I could not tell you how that performance made me feel. I felt the adrenaline rushing through my veins; my imagination was on fire; pretending to be on that stage with the musicians. I left the hall with an epiphany; if the musician’s worked hard to get to Symphony Hall, why couldn’t I? I was raving about the concert to my friend Nicole after getting lunch and blowing up my status on Facebook.
I told the MT department that med tech wasn’t my path anymore. I explained to them that I had to go back music, and gladly, they understood.
I switched to be in the Music Business program at UML. With that, I had tremendous help from one of my private teachers, Sarah Brady, who kicked my ass into shape before auditioning into the program. I’ve learned a lot from taking classes about the Music Industry, such as royalty payments to songwriters and publisher, copyrighting and publishing, merchandising, marketing, PR, and more. I was lucky enough to land a principal flute seat in the school’s orchestra in my last year. I knew that majoring in Music Business was not an afterthought.
After finishing my classes, I was lucky enough to work for Monadnock Music, a summer music festival in Peterborough, NH. After that, I applied for an internship with the BSO’s press office. I landed an interview and was awarded the job for a semester. Working in the PR department was an excellent experience regarding how press releases worked, how to set up a press conference, research music, and how to promote the symphony. Now as a grad student studying PR, I am learning more about the industry and hope to work for a professional symphony and to inspire others like I was four years ago.
So what did I learn? I feared my passions and interests down the road. I worried too much about what was to come. Sometimes I couldn’t think of myself and needed advice from others. I doubted my voice and what I wanted in my life. Going to the Boston Symphony Orchestra slapped me in the face, and my voice began to ring again saying,”What are you doing, Alex? This is your passion. Your life is music. It’s time to shut off your doubts and what others think about what you should do. You know what you want to do. Reach out for it one way or another.” The BSO saved my life’s future and career choice.

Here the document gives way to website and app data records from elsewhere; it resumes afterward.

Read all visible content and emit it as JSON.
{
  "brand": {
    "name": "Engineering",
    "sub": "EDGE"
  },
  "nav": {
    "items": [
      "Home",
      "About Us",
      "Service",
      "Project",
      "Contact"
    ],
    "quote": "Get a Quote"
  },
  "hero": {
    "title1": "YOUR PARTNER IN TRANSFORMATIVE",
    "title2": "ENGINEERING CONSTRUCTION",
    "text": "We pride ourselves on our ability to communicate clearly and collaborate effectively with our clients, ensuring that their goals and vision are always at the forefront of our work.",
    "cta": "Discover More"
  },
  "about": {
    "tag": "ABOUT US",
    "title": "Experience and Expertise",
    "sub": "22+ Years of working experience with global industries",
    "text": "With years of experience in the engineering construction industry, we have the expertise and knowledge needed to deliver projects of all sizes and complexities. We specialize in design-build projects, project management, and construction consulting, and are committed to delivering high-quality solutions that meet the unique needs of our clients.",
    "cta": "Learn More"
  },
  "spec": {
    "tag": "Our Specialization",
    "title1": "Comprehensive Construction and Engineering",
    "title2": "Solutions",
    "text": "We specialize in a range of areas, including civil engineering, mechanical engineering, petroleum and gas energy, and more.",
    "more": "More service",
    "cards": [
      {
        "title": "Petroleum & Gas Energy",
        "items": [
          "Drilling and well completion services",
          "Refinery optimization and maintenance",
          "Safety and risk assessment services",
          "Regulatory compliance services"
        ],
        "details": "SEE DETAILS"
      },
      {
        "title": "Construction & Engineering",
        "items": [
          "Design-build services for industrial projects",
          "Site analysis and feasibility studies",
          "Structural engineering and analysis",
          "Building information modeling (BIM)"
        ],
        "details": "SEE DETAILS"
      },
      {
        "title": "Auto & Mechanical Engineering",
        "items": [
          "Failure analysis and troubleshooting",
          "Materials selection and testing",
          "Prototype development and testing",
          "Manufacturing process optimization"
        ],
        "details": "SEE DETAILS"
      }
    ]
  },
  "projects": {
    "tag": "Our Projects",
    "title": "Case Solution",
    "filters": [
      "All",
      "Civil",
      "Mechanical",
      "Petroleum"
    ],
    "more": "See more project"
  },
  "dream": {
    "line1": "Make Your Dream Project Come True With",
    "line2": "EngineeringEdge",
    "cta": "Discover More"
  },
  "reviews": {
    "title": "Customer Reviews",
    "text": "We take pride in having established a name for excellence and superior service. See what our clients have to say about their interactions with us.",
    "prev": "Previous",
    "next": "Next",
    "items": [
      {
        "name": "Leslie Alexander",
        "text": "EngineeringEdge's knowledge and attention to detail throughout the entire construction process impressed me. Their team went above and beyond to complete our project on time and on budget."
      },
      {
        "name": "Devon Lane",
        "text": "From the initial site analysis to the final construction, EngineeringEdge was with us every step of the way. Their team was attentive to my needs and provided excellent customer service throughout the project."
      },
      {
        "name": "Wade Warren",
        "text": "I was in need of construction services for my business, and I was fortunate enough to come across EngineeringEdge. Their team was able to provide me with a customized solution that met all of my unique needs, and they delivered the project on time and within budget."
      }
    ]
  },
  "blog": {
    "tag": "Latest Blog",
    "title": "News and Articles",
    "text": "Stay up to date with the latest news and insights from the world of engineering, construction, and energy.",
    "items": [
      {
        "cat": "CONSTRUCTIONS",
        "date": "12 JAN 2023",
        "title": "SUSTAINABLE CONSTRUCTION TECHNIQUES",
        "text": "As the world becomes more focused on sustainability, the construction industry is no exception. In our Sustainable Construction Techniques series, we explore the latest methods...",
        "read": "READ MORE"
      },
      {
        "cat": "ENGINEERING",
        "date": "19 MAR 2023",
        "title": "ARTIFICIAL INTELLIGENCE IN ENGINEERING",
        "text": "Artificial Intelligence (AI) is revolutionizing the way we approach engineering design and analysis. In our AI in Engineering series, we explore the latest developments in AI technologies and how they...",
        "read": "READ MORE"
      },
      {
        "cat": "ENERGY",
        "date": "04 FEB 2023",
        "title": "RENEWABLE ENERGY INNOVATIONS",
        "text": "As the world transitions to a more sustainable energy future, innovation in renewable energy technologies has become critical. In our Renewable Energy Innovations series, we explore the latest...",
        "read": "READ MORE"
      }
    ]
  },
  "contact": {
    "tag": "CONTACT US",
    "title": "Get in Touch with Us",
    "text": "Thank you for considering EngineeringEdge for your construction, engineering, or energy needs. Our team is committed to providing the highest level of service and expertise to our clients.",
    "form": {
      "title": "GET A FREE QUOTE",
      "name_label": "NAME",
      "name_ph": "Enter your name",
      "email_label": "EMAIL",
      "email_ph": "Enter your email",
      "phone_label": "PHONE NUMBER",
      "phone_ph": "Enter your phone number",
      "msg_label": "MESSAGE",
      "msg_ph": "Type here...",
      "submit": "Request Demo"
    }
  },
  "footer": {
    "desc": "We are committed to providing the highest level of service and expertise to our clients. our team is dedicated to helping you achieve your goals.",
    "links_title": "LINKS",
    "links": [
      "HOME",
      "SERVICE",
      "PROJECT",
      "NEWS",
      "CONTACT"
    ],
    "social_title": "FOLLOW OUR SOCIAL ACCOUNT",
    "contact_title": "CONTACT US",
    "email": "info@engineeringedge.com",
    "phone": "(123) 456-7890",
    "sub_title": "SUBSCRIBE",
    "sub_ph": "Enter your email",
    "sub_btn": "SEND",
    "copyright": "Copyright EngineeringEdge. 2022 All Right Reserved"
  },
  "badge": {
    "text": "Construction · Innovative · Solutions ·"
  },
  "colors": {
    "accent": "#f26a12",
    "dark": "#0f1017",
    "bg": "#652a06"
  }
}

So, if you are having doubts, listen to what YOU want. Examine your talents and put them to use. Block that negativity in your life. If your dream is a challenging path, then work hard to get there. The phrase “follow your dreams” is a cliche, but I don’t believe it that for a second. Put your mind to it. You will eventually live your dream and feel like you never worked a day in your life and never think you chose a path that is an afterthought.